NZIFF 51: Celebration, Directed by Olivier Meyrou

In 1998, French filmmaker Olivier Meyrou worked alongside Yves Saint-Laurent and Pierre Bergé, capturing the working dynamic of the pair in an intimate and often unsettling documentary. Two decades following completion of filming, and with its release suppressed by Bergé until 2015, Celebration is a raw depiction of a great artist in his twilight years. Oxford Lamoureaux reviews for The 13th Floor.

Cut together from just 18 hours of material, Celebration creates a hidden vision of the last, great French couturier as he prepared his final collection before the brand was sold the following year. The title of the documentary is somewhat ironic, as much of the documentary portrays Saint-Laurent as a reclusive, anxious, internally terrified designer. Scenes of the twitchy Saint-Laurent appearing persistently uncomfortable in his own skin lend a deep feeling of sadness to the film, exacerbated by the nightmarish electronic score by François-Eudes Chanfrault.

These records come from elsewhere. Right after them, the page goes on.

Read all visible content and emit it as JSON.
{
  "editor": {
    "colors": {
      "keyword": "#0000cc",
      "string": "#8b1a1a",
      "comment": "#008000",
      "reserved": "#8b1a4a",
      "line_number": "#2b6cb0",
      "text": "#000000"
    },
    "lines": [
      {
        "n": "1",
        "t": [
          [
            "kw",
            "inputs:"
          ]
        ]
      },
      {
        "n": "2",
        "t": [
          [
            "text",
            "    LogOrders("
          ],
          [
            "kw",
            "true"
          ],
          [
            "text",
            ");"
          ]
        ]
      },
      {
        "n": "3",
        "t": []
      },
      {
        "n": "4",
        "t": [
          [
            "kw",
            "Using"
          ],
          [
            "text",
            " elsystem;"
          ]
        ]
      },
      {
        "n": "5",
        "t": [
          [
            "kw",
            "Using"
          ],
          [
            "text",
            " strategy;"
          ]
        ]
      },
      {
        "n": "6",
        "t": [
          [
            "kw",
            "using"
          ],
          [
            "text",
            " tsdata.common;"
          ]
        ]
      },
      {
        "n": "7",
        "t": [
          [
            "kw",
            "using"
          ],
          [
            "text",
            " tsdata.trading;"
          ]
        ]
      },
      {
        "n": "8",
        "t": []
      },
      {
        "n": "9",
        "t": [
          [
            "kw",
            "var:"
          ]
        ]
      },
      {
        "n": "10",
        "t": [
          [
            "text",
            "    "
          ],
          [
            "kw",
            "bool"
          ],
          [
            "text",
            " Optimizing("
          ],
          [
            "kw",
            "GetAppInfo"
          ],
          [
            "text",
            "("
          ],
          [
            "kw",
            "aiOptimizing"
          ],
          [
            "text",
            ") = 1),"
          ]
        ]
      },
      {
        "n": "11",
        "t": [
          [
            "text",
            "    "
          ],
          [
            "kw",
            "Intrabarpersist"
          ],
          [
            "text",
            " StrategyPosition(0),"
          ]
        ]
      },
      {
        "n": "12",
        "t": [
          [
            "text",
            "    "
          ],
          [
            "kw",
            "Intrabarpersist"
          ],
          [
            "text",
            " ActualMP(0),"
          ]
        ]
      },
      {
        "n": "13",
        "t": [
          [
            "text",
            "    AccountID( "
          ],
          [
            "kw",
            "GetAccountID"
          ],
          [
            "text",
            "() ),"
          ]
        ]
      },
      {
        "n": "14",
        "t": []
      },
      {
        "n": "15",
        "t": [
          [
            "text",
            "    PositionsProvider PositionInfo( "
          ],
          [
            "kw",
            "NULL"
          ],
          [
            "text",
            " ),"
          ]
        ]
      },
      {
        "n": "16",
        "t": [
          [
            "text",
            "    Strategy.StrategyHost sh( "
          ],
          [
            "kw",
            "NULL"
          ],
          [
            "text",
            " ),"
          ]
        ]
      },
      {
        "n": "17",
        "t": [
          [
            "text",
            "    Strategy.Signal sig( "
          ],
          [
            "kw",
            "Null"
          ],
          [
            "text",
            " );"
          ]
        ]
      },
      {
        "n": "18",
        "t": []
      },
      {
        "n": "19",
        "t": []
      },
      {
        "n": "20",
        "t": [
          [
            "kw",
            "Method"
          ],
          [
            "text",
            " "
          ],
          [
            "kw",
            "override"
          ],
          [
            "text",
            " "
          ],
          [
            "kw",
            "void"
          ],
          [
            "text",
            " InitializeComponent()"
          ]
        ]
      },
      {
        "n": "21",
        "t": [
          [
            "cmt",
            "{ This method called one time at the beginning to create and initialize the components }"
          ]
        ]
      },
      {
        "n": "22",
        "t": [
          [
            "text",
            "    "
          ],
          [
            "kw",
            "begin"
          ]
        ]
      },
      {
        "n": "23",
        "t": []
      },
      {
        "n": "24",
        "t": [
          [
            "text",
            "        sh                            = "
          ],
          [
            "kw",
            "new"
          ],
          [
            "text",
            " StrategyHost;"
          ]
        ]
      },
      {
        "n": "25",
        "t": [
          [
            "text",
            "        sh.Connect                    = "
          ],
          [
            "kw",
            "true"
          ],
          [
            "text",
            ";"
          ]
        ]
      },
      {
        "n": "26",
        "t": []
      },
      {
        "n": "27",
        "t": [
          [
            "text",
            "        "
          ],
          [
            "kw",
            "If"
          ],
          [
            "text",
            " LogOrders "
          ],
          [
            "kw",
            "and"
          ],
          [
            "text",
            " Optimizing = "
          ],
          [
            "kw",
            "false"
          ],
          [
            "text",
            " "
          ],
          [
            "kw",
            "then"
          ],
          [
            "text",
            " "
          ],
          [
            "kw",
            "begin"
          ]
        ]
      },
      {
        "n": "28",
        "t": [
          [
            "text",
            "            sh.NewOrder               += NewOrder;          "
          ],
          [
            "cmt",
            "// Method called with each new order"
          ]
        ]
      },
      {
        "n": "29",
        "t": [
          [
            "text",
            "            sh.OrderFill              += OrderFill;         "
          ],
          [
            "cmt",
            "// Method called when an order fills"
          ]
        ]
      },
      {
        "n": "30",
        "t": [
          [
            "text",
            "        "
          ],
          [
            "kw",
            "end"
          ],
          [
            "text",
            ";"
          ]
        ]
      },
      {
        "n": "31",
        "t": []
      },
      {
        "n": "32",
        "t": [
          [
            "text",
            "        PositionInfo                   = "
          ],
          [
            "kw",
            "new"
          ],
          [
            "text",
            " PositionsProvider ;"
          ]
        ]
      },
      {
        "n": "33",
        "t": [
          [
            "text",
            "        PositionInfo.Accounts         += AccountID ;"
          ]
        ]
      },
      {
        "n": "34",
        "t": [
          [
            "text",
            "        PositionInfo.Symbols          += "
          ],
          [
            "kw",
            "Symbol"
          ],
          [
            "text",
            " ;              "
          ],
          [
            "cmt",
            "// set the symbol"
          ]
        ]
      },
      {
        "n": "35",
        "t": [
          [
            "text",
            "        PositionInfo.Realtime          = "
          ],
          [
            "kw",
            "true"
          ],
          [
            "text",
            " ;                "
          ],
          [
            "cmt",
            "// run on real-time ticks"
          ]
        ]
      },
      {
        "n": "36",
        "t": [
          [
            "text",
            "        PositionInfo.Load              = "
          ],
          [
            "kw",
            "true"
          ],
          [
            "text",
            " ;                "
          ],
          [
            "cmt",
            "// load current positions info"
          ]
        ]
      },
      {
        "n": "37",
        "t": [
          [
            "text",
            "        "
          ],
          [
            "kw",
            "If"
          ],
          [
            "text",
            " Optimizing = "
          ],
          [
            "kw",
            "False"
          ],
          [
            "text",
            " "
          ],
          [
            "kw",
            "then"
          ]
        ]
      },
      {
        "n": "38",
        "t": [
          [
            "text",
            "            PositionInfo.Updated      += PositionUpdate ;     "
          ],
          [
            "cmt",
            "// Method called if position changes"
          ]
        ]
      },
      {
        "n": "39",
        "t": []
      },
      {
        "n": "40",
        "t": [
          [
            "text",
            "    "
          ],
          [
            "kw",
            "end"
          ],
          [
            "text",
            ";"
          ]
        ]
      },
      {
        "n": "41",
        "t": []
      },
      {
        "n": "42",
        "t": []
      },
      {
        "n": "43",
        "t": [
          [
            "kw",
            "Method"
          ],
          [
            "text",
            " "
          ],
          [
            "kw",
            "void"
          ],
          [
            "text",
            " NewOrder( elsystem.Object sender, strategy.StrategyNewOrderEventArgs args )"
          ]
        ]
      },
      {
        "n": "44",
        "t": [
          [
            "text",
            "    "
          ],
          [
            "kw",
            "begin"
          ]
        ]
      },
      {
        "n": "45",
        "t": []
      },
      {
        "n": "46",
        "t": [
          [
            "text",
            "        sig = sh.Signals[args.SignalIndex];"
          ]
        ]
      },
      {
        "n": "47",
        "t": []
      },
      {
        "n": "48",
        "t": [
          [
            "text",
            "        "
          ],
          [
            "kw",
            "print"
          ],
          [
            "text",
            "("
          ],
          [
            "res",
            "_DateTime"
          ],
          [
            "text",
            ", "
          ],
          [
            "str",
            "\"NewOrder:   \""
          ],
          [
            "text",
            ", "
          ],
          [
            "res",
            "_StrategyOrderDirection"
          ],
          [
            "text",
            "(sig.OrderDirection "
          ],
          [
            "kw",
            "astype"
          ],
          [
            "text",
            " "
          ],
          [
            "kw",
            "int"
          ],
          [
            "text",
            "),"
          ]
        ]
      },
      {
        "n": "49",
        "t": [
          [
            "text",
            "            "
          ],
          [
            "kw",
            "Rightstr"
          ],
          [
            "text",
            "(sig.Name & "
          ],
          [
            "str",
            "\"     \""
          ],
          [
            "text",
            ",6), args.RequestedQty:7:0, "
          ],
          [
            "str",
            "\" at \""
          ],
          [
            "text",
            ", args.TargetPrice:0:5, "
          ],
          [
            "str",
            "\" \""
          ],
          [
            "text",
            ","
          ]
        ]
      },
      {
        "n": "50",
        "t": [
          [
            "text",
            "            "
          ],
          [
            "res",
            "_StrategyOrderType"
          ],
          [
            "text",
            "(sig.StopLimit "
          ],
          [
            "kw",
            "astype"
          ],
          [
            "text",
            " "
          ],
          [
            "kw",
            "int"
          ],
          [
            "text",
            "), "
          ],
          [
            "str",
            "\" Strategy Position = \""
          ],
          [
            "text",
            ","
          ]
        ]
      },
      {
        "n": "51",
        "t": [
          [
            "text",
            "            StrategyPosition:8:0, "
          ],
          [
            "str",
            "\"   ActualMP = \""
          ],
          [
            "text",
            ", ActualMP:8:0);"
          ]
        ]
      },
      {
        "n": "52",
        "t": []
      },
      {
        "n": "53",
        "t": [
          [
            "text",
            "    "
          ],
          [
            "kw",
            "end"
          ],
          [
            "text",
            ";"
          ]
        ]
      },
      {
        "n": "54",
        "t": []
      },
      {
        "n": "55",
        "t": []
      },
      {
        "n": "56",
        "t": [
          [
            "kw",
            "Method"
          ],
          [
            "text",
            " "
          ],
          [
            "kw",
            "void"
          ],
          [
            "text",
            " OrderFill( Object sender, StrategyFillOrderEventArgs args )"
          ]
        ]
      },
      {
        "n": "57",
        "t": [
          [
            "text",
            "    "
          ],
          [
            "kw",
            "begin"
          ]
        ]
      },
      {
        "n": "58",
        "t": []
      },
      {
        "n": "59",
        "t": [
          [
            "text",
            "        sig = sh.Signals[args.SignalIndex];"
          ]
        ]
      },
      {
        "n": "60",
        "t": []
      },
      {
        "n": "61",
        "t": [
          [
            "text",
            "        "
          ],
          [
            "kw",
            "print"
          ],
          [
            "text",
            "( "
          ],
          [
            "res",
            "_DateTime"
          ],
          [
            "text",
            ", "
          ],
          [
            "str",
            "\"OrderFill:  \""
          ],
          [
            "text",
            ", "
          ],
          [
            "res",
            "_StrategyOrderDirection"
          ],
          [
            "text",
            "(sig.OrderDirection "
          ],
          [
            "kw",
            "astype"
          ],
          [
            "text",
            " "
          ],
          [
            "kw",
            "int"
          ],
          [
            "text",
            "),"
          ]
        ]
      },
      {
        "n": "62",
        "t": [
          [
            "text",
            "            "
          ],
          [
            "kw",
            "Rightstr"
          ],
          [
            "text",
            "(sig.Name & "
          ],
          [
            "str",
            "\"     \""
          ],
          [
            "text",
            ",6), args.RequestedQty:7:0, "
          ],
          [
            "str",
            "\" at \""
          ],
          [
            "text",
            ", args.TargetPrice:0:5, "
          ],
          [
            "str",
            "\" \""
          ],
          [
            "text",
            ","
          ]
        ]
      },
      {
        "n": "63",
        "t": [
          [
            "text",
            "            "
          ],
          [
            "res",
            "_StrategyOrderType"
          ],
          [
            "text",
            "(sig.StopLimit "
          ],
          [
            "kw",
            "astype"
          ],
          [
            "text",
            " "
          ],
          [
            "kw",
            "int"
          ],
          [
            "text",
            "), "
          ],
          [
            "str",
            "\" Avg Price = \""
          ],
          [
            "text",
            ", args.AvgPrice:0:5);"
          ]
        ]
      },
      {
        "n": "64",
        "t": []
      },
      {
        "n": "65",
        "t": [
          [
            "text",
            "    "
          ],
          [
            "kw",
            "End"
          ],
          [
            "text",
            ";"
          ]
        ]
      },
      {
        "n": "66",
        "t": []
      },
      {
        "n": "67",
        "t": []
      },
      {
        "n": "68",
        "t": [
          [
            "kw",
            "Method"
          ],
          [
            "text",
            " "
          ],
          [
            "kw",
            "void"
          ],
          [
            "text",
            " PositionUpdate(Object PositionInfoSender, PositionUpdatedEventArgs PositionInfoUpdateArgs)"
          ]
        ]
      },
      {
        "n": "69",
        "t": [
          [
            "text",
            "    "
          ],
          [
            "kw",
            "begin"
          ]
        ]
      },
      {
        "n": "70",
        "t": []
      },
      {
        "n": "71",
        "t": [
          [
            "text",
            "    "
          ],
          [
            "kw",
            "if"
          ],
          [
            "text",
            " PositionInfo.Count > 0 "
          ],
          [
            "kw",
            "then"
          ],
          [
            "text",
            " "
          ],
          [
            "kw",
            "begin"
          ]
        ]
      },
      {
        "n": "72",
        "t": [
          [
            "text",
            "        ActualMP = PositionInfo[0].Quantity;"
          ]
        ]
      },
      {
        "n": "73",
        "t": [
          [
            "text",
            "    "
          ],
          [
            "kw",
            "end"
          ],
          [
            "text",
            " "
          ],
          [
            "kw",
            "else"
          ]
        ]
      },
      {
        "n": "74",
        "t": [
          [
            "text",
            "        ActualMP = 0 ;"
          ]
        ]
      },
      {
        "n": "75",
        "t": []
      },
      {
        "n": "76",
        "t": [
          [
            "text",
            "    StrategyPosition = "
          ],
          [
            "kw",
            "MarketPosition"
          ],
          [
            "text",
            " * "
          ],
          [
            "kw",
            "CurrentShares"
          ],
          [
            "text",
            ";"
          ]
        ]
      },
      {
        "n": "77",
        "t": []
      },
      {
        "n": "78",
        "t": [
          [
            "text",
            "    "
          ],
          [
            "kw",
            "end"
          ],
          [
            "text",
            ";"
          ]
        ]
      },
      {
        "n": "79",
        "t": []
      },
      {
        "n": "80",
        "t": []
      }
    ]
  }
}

The score of Celebration will be a point of contention for many, which seems purposefully disorienting as a way of portraying the mental torture enduring by Saint-Laurent as he struggled to exist in a world that he could no longer connect with. This sense of unease equally reflects the relationship of Saint-Laurent and Bergé – the latter accused of playing ‘puppet master’ to the withering Saint-Laurent – which feels remarkably complex and personal, yet always subdued for the camera. However, momentary flashes of true character are painful to observe, with one particular scene featuring Bergé meticulously overseeing a fashion show while intermittently displaying immense sorrow for Saint-Laurent in attendance.

The film alternates between colour and monochrome, using the former to display the extraordinary creations of Saint-Laurent and his army of petites mains, and the latter to focus intensely on the designer in ordinary scenes of complete anguish. The colour scenes, and the sprawling epic fashion shows included within the documentary, are a dream for lovers of couture and fashion alike – rolls of exquisite fabrics, otherworldly models with jaw-dropping elegance, and overwhelmingly beautiful designs capture the title of the documentary perfectly.

However, Celebration is most certainly not that. It’s an image of a designer who sacrificed his life, his joy, his soul to create this beauty, with the result a man out of touch with his own humanity. Interestingly, this applies to Bergé as well who, in one of the closing scenes, takes a CFDA award from Saint-Laurent’s hands and subconsciously slips, “I probably have a part of that” before seemingly overwhelmed by an intense wave of melancholy.

These moments echo the underlying sentiment of the film; that neither man could have created the life they did without the other, and that ultimately, each of their sacrifices produced a legacy that others will celebrate for eternity. Unfortunately, the parts they chose to sacrifice prevented the pair from achieving this celebration for themselves, a sadness acutely captured by this essential documentary in the final years of the last, great couturier’s life.

~Oxford Moureaux